## WHAT IS BEING ASKED
Scan the lines below for the string "seudominio". Reply with how many match, and no other words.

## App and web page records
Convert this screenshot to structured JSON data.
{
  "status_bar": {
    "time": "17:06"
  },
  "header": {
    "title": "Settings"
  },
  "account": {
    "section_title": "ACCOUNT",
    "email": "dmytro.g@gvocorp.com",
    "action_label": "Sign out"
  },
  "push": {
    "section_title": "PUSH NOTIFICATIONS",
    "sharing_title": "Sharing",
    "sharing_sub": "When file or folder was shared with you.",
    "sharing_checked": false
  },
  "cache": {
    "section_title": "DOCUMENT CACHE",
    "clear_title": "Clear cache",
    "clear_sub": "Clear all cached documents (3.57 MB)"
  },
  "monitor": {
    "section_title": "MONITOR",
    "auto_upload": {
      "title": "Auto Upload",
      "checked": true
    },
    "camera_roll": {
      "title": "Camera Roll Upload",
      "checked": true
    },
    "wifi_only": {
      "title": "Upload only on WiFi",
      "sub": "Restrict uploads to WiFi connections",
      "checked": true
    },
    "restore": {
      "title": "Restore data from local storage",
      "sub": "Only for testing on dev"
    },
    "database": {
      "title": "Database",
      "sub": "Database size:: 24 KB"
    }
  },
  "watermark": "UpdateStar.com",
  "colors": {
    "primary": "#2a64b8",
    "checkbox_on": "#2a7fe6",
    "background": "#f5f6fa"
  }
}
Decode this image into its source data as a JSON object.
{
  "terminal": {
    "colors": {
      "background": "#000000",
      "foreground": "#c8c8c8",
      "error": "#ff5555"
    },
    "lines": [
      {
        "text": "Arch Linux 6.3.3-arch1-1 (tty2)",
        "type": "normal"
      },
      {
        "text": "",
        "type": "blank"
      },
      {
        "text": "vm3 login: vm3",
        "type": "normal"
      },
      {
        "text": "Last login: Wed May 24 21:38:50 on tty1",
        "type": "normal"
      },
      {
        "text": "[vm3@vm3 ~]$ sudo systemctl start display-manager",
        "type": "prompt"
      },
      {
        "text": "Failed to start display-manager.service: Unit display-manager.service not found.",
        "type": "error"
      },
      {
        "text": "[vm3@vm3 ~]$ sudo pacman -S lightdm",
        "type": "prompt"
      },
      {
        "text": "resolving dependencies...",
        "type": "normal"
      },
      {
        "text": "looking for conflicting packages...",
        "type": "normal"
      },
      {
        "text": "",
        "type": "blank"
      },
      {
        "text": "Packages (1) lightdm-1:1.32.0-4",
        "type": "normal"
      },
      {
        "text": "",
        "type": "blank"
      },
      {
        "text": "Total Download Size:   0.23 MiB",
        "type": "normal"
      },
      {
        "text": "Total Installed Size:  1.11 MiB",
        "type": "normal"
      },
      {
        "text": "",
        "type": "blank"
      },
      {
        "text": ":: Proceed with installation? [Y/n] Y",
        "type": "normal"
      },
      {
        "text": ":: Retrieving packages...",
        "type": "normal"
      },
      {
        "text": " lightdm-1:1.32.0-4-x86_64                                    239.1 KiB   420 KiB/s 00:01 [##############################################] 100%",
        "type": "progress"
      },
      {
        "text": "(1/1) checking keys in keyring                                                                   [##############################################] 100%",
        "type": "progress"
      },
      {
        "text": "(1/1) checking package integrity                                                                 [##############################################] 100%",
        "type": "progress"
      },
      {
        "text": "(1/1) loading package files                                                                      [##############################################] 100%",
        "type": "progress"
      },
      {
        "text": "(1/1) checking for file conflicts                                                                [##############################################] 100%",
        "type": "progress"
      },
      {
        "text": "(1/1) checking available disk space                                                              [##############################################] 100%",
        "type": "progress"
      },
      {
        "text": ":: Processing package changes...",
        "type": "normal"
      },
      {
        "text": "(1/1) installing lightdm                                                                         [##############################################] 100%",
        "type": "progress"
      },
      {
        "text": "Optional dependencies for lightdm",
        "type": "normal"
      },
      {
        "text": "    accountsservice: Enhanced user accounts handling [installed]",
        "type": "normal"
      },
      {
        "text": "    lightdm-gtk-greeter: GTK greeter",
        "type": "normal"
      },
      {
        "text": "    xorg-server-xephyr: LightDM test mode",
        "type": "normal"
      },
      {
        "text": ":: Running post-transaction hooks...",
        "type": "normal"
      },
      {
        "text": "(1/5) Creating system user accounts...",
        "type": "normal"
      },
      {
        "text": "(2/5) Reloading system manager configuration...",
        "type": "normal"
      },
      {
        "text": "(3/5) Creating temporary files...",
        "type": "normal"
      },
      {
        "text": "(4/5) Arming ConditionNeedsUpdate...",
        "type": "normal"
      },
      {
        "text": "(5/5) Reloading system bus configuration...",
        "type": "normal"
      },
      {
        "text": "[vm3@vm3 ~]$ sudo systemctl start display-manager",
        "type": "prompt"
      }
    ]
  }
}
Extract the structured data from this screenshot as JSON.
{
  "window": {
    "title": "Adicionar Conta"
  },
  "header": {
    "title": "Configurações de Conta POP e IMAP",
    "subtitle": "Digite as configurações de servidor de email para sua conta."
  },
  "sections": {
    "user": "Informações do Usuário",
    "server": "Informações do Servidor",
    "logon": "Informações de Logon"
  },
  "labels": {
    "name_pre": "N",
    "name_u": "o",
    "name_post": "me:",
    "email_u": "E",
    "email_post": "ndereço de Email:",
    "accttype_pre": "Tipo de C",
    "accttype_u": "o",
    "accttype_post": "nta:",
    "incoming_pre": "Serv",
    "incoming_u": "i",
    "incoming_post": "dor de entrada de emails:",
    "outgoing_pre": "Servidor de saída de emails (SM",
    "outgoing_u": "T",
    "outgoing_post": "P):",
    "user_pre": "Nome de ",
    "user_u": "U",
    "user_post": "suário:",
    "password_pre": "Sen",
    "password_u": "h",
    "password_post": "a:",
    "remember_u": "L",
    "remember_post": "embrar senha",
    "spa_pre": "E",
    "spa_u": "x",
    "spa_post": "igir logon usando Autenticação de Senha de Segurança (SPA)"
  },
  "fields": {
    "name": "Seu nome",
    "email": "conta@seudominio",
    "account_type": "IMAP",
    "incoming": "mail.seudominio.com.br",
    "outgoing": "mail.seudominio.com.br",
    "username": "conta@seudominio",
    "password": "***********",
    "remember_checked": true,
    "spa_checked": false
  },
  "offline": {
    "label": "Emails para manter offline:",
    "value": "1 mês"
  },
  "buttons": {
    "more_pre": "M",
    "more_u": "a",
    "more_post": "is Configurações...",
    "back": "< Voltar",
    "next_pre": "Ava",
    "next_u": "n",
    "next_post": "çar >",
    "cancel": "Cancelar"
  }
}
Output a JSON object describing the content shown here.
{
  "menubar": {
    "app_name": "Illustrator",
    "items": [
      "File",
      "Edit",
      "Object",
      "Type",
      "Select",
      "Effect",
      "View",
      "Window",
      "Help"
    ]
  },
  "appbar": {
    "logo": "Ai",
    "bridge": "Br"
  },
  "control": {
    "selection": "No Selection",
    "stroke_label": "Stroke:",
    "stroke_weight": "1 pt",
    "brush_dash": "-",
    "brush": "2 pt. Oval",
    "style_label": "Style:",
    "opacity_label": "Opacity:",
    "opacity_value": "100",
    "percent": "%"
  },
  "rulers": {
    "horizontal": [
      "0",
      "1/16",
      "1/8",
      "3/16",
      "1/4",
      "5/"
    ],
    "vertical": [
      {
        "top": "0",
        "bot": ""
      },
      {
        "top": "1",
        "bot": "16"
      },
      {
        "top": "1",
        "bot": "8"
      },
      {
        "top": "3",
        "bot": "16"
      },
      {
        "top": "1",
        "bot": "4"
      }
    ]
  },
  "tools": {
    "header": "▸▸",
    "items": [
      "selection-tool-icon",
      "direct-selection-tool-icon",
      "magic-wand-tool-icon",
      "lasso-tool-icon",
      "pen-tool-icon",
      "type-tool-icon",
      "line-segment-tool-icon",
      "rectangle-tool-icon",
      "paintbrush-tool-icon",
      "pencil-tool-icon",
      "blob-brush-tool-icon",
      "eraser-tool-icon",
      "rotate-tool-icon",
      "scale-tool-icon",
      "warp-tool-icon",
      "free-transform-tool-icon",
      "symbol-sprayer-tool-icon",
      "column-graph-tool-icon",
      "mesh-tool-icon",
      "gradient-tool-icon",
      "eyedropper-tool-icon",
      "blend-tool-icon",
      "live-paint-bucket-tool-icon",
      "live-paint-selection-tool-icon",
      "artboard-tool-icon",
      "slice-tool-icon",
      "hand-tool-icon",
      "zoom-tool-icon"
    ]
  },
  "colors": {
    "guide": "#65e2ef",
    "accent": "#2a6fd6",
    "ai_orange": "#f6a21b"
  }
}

## RESULT FOR THIS EXERCISE
4